Is excessive worrying taking over your life?
You become so obsessed about things going wrong and fear something bad will happen to you or someone you love. You worry about everything and the littlest things become so big in your mind.
If you think this sounds like you, you may suffering from Generalised Anxiety Disorder (GAD).
What is Generalised Anxiety Disorder (GAD)?
GAD characterised by persistent and excessive worry about a number of different things such as health, family, money, work or other issues. Often expecting the worst even when there is no apparent reason for concern.
Six in 100 Australians are likely to experience Generalised Anxiety Disorder in their lifetime1. If left untreated it can become debilitating. Because you are so preoccupied creating scenarios in your head, you are likely to live in the ’what if’ and stop living in the here and now. Worry will control your life to the point of constantly questioning if you’re making the right decisions. This can result in feeling paralysed.
Our Vida Psychologists will help you stop your racing thoughts and teach you how to relax even when uncertain of plans. You will learn to be care-free and apply techniques on your own to continue maintaining positive outcomes.
Begin regaining control of your life by calling us today on 9328 3636
Developing The Right Treatment Plan for you
At Vida Psychology we have over 14 years treating Generalised Anxiety Disorder (GAD). We take the time to listen how it impacts on your life. This empathic listening enables us to gain a deeper understanding of the origins of your anxiety, triggers, patterns and barriers keeping you stuck and making it worse. This then assists us in developing a tailored treatment plan especially written for you to ensure your desired goals in therapy are achieved as effectively and efficiently as possible.

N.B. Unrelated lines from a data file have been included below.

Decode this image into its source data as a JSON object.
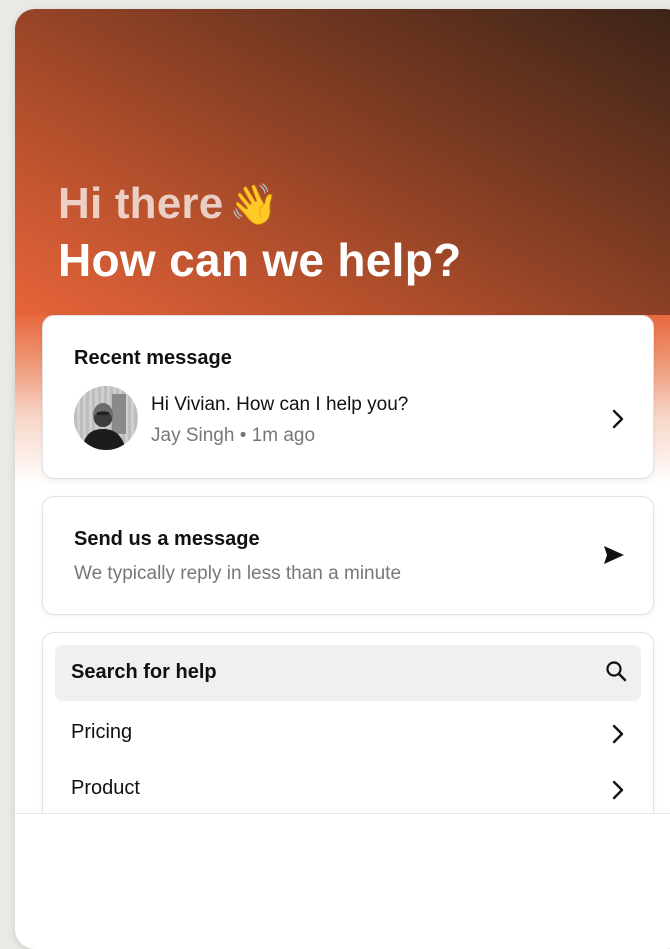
{
  "header": {
    "greeting": "Hi there",
    "greeting_emoji": "👋",
    "headline": "How can we help?"
  },
  "recent_message": {
    "title": "Recent message",
    "text": "Hi Vivian.  How can I help you?",
    "sender": "Jay Singh",
    "separator": "•",
    "time": "1m ago"
  },
  "send_message": {
    "title": "Send us a message",
    "subtitle": "We typically reply in less than a minute"
  },
  "help": {
    "search_label": "Search for help",
    "items": [
      {
        "label": "Pricing"
      },
      {
        "label": "Product"
      }
    ]
  },
  "icons": {
    "avatar": "avatar-photo",
    "chevron": "chevron-right-icon",
    "send": "send-icon",
    "search": "search-icon"
  },
  "colors": {
    "hero_start": "#e7643a",
    "hero_end": "#3a2318",
    "muted_text": "#777777"
  }
}
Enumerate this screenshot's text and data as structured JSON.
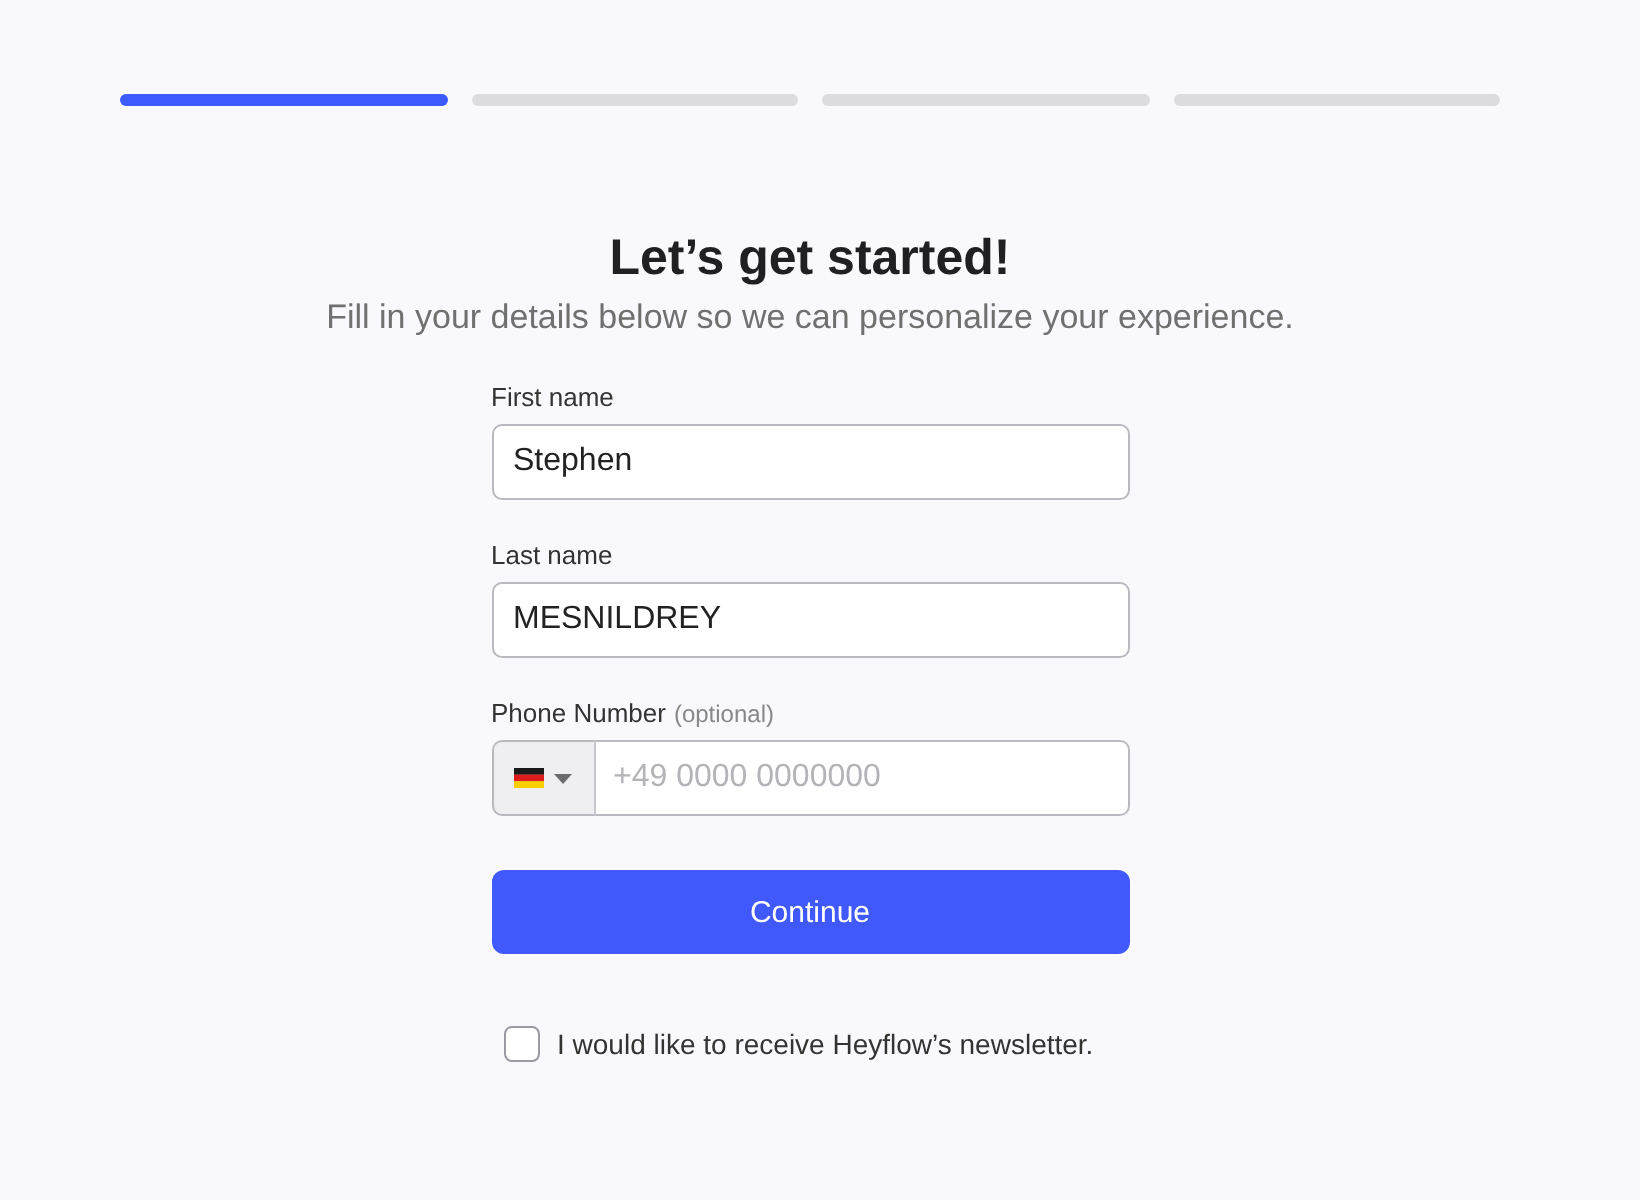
{
  "progress": {
    "steps": [
      {
        "active": true
      },
      {
        "active": false
      },
      {
        "active": false
      },
      {
        "active": false
      }
    ]
  },
  "heading": {
    "title": "Let’s get started!",
    "subtitle": "Fill in your details below so we can personalize your experience."
  },
  "form": {
    "fields": [
      {
        "kind": "text",
        "label": "First name",
        "value": "Stephen"
      },
      {
        "kind": "text",
        "label": "Last name",
        "value": "MESNILDREY"
      },
      {
        "kind": "phone",
        "label": "Phone Number",
        "hint": "(optional)",
        "placeholder": "+49 0000 0000000"
      }
    ],
    "submit": "Continue",
    "newsletter": {
      "label": "I would like to receive Heyflow’s newsletter.",
      "checked": false
    }
  }
}
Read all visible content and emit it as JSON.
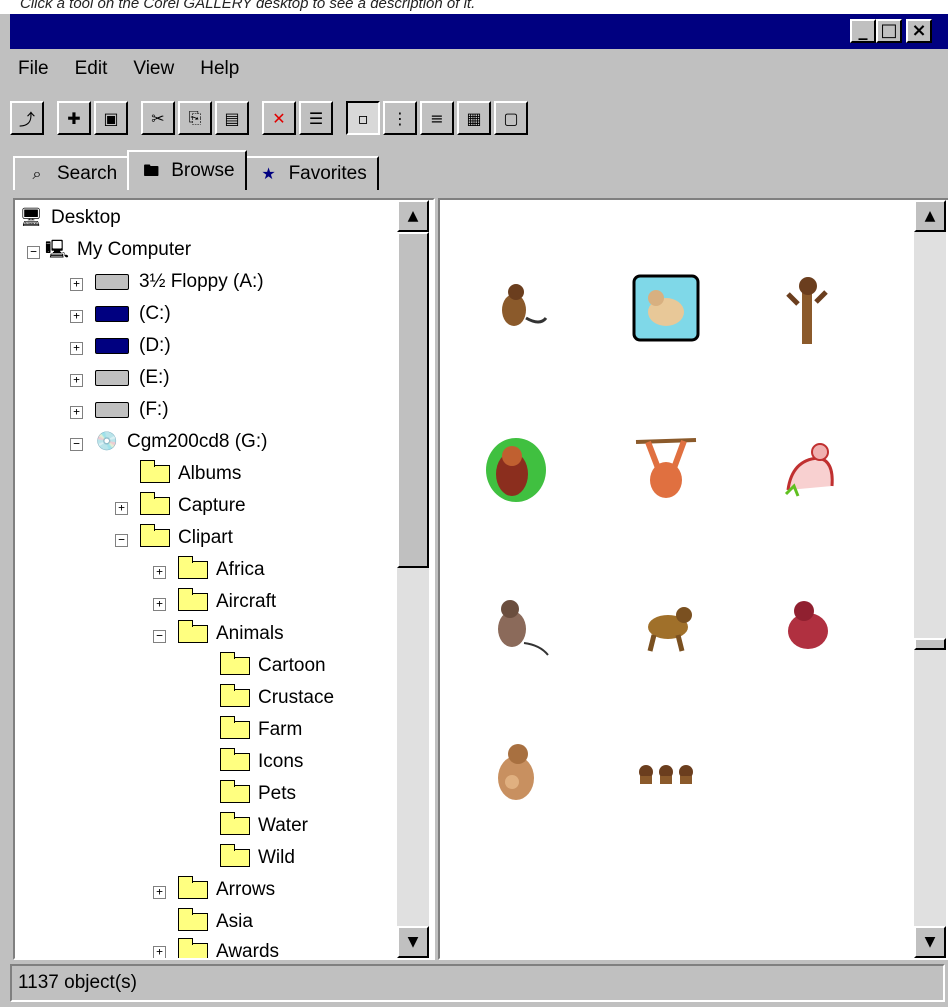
{
  "caption": "Click a tool on the Corel GALLERY desktop to see a description of it.",
  "window": {
    "controls": {
      "minimize": "_",
      "maximize": "□",
      "close": "×"
    }
  },
  "menubar": [
    "File",
    "Edit",
    "View",
    "Help"
  ],
  "toolbar_icons": [
    "up-folder-icon",
    "new-folder-icon",
    "save-icon",
    "cut-icon",
    "copy-icon",
    "paste-icon",
    "delete-icon",
    "properties-icon",
    "large-icons-view-icon",
    "small-icons-view-icon",
    "list-view-icon",
    "details-view-icon",
    "preview-view-icon"
  ],
  "tabs": [
    {
      "label": "Search",
      "icon": "search-icon"
    },
    {
      "label": "Browse",
      "icon": "browse-icon",
      "active": true
    },
    {
      "label": "Favorites",
      "icon": "favorites-icon"
    }
  ],
  "tree": {
    "desktop": "Desktop",
    "my_computer": "My Computer",
    "floppy": "3½ Floppy (A:)",
    "drive_c": "(C:)",
    "drive_d": "(D:)",
    "drive_e": "(E:)",
    "drive_f": "(F:)",
    "cdrom": "Cgm200cd8 (G:)",
    "albums": "Albums",
    "capture": "Capture",
    "clipart": "Clipart",
    "africa": "Africa",
    "aircraft": "Aircraft",
    "animals": "Animals",
    "cartoon": "Cartoon",
    "crustace": "Crustace",
    "farm": "Farm",
    "icons": "Icons",
    "pets": "Pets",
    "water": "Water",
    "wild": "Wild",
    "arrows": "Arrows",
    "asia": "Asia",
    "awards": "Awards"
  },
  "preview": {
    "items": [
      "monkey-clipart-1",
      "monkey-framed-clipart",
      "monkey-climbing-clipart",
      "monkey-green-background-clipart",
      "orangutan-hanging-clipart",
      "monkey-pink-outline-clipart",
      "monkey-sitting-clipart",
      "monkey-walking-clipart",
      "monkey-red-clipart",
      "monkey-with-baby-clipart",
      "three-monkeys-clipart"
    ]
  },
  "status": {
    "text": "1137 object(s)"
  },
  "colors": {
    "titlebar": "#000080",
    "face": "#c0c0c0",
    "folder": "#ffff80"
  }
}
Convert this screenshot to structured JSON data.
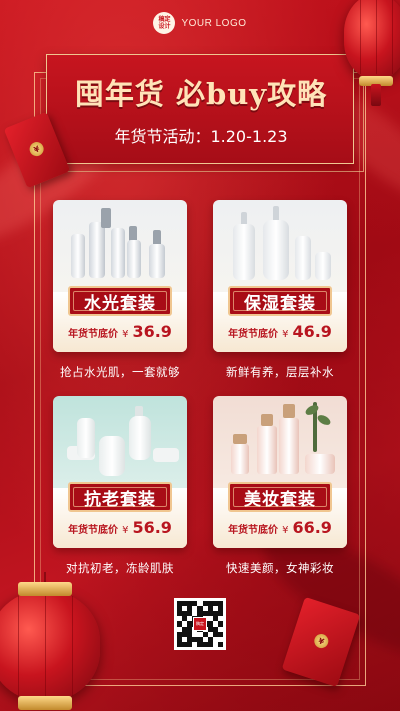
{
  "logo": {
    "badge_line1": "稿定",
    "badge_line2": "设计",
    "text": "YOUR LOGO"
  },
  "header": {
    "title": "囤年货 必buy攻略",
    "subtitle": "年货节活动：1.20-1.23"
  },
  "envelope_seal": "¥",
  "products": [
    {
      "name": "水光套装",
      "price_label": "年货节底价",
      "currency": "¥",
      "price": "36.9",
      "desc": "抢占水光肌，一套就够"
    },
    {
      "name": "保湿套装",
      "price_label": "年货节底价",
      "currency": "¥",
      "price": "46.9",
      "desc": "新鲜有养，层层补水"
    },
    {
      "name": "抗老套装",
      "price_label": "年货节底价",
      "currency": "¥",
      "price": "56.9",
      "desc": "对抗初老，冻龄肌肤"
    },
    {
      "name": "美妆套装",
      "price_label": "年货节底价",
      "currency": "¥",
      "price": "66.9",
      "desc": "快速美颜，女神彩妆"
    }
  ],
  "qr": {
    "center_label": "稿定"
  },
  "colors": {
    "primary_red": "#c8141e",
    "gold": "#f0c690",
    "price_red": "#b8151f"
  }
}
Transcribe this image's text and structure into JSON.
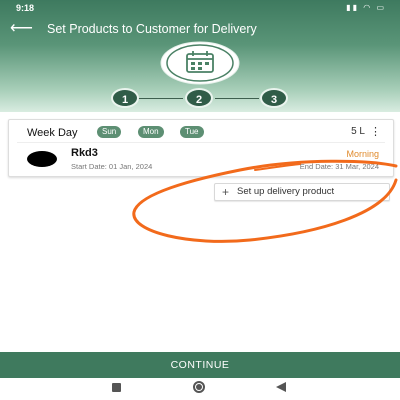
{
  "status": {
    "time": "9:18",
    "battery": "35"
  },
  "header": {
    "title": "Set Products to Customer for Delivery",
    "icon": "calendar-icon"
  },
  "stepper": {
    "steps": [
      "1",
      "2",
      "3"
    ]
  },
  "card": {
    "week_day_label": "Week Day",
    "days": [
      "Sun",
      "Mon",
      "Tue"
    ],
    "quantity": "5 L",
    "customer_name": "Rkd3",
    "start_date": "Start Date: 01 Jan, 2024",
    "shift": "Morning",
    "end_date": "End Date: 31 Mar, 2024"
  },
  "setup_button": {
    "label": "Set up delivery product"
  },
  "continue_button": {
    "label": "CONTINUE"
  },
  "colors": {
    "primary": "#3f7a5e",
    "chip": "#5d8f73",
    "shift": "#e08a2c",
    "annotation": "#f26a1b"
  }
}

If you think GAD is beginning to control your life you need to talk to one of our highly trained Psychologists to teach you tools and strategies to overcome it. Call us today on 9328 3636
Reference: Australian Bureau of Statistics. (2008). National Survey of Mental Health and Wellbeing: Summary of Results, 2007. Cat, no. (4326.0). Canberra: ABS.